By Louie Stout
You don’t have to tell St. Joseph River anglers that the quality of bass fishing on the river is good.
Nor do you have to convince Indiana DNR Biologist Larry Koza, who oversees Indiana’s section of the St. Joe.
“I think the St. Joe continues to be underrated for bass, especially smallmouth,” he said this week. “The locals who fish it know what’s there but I’m not sure a lot of people outside that area appreciate how good it is.”
Koza knows because he spent several hours last fall shocking the river looking at smallmouth for a DNR study. His crew surveyed seven stations from St. Patrick’s Park in South Bend upstream to Bristol, Ind.
It was the first time the DNR crew had taken a close look at the smallmouth population since 2013.Although the previous survey revealed quite a few smaller fish, the numbers of legal-size fish (15 inches or bigger) that he saw last fall were pretty impressive and equivalent to what he saw in 2013.
“When you shock up three smallmouth pushing 21 inches that’s impressive,” he said. “Equally impressive was the number of fish we saw over 15 inches.”
Koza said the stations that produced the better smallmouth fishing were similar to those they found in the 2013 study.
“The upper river station near Bristol produced the most fish in both studies,” he said. “There’s great habitat up there and it produced several of the bigger fish.”
He also noted that stretches directly below each dam yielded quite a few smallmouth.
“The St. Joe smallmouth really prefer the high current areas,” Koza said. “The worse catches of smallmouth were in the impoundment sections where the river becomes more of a lake.”
The lower section near St. Patrick’s Park was pretty good too.
“Not surprisingly, the wood piles around the bank in high current areas are where we turned up a lot of smallmouth,” he said.

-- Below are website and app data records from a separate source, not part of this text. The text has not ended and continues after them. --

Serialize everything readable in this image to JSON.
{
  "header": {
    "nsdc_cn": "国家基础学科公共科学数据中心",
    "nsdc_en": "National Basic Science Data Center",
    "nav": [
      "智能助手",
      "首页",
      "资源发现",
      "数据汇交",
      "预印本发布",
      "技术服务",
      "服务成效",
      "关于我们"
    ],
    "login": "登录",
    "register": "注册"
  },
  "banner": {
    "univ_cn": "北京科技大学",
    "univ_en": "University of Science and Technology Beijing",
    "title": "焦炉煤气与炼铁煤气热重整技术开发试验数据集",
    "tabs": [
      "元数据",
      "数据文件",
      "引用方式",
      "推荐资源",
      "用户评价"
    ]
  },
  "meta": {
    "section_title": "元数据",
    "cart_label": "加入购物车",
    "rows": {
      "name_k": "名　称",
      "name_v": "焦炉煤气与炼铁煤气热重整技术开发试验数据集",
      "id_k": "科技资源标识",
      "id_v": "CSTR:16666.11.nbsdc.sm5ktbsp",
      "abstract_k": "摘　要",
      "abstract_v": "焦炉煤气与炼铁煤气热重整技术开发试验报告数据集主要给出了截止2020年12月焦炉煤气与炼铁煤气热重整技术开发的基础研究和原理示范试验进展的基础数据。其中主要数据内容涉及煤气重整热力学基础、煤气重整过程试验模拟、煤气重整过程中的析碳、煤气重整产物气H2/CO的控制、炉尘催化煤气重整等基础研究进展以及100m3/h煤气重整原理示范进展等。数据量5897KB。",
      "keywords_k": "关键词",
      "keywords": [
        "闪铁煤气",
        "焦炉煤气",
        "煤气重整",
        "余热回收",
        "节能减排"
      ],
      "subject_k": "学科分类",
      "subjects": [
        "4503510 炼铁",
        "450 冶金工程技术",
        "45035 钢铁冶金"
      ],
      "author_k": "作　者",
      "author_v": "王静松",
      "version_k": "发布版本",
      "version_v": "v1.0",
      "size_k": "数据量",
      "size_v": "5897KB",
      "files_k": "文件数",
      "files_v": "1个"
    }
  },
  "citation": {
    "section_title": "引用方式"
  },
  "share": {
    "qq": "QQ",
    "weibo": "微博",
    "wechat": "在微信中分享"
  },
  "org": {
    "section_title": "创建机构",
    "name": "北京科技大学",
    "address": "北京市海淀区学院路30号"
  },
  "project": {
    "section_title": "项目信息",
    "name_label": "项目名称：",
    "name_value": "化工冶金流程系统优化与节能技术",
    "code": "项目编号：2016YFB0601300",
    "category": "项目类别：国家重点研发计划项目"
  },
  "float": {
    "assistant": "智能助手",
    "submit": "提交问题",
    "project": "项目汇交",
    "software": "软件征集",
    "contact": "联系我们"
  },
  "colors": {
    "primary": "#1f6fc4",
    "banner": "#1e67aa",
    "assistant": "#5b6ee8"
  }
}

One major difference between last year and the 2013 survey is the lack of one-year old fish he encountered. When he shocked the same areas under similar conditions last fall, there weren’t as many youngsters in his collection.
“In all likelihood, 2013 was a banner spawning year for the smallmouth,” he said. “Also, we had a major flood in the river system (last year) that could have affected the smaller fish numbers, but I’m not too concerned.”
What about the bass “slot” size limit imposed on Hoosier rivers in 2012? Did he notice changes in the fishery as result of the regulation change?
Many bass tournament anglers believe the slot limit has improved the overall quality of what they are catching throughout the river.
Under the current regulation, you can’t keep any bass between 12 and 15 inches and no more than two over 15 inches. Prior to the 2012 change, anglers could keep five bass as long as they were 14 inches or longer.
Koza says it’s tough to evaluate the slot limit’s effectiveness based upon last fall’s survey.
“It’s hard to draw conclusions from one survey,” he said. “Until we do more intensive work, we really can’t evaluate that, but I do think you’re seeing signs that protecting that size of fish is a good thing. Those 15-inch-plus fish are maturing to a good spawning age.”